In Conversation with Rosemary Feenan, QuadReal Property Group, 11 December 2020

Recognised, mechanised, globalised, organised, revitalised

In the second of the series of ‘In Conversation’ webinars, SPR Chair Lucy Greenwood spoke to Rosemary Feenan, Executive Vice President at QuadReal Property Group, and now fellow of the SPR, about her career in property research and how the field has changed for new researchers starting out in the business.

Rosemary’s enthusiasm for research shone through as she told the story of how her career has evolved from her interest in place (placemaking) from a young age which led her to becoming a planner, then working for Sainsbury’s and CACI before moving to research roles at Chesterton’s and JLL.  

She summarised the developments over her time in property research as ‘recognised, mechanised, globalised, organised and revitalised’.  For those starting out in the business, she stressed that the mechanisation aspect is becoming increasingly important, particularly given the advance of Proptech, which has been described by MIT academics as ‘the fracking of real estate’ –  ‘digging into the bedrock of real estate and opening up a multitude of new value chains,’ she proposed.

And as technology advances in real estate, researchers will need to stay focused on the way the data they use has been created. AI and machine learning will undoubtedly play a greater role in generating information, ‘but the whole thing about algorithms is that they have ultimately been created by human beings and will have biases built into them. It will therefore be crucial for researchers to be as objective as they can be in using such information,’ she said.

Asked about what she’d liked to have known when starting out in her own career, Rosemary stressed the importance of identifying those abilities that are unique to yourself, which are likely to make up only 10% of your overall skillset, and concentrate on them.  The remaining 90% of your capabilities will be shared by others.  Too many people spend their time ‘trying to do, not to be,’ she suggested, meaning that they would be likely to follow other people’s tune rather than being true to themselves and fulfilling their potential.

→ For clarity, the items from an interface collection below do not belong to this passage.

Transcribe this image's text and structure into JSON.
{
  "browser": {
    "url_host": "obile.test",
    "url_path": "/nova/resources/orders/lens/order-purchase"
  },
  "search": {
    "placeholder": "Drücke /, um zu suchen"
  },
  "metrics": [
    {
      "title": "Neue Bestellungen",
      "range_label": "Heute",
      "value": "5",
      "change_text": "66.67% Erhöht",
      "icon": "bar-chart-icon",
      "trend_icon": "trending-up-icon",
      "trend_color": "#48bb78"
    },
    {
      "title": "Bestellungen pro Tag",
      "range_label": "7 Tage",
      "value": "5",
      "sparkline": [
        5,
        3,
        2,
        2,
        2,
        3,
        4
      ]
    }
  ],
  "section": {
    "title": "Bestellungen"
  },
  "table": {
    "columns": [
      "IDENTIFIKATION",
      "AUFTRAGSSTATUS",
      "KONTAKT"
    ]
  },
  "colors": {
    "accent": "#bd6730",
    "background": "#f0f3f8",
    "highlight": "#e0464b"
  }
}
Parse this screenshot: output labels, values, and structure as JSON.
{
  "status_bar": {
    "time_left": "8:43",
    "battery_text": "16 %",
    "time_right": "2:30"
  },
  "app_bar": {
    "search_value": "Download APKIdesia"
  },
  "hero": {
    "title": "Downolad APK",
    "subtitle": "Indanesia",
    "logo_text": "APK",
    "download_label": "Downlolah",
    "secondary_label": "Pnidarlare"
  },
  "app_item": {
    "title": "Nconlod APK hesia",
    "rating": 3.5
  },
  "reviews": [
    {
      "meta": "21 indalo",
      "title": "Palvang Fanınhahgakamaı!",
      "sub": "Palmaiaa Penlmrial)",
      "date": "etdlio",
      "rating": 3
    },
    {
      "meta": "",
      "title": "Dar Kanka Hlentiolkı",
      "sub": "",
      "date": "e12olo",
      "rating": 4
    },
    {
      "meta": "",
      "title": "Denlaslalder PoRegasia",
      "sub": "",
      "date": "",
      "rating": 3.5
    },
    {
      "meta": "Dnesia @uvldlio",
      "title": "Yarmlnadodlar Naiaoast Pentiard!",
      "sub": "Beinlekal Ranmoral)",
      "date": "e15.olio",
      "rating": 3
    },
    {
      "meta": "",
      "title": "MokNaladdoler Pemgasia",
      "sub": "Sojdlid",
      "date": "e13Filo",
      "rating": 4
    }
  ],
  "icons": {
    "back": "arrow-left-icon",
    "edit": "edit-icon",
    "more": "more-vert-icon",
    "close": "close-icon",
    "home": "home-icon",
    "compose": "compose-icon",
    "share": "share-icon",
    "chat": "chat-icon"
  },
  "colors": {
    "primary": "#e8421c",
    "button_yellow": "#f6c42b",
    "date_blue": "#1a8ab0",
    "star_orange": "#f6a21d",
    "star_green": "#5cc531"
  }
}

She sees one of the biggest challenges for today’s researchers as being the breadth of the industry, with its growing number of subsectors – many of which, like data centres – didn’t even exist a few years ago. This makes it difficult to ‘put your arms around what real estate is,’ but it’s important to keep looking for the connections between things so that you can give the best possible advice based on the most relevant data and foresight you can bring.

Tim Horsey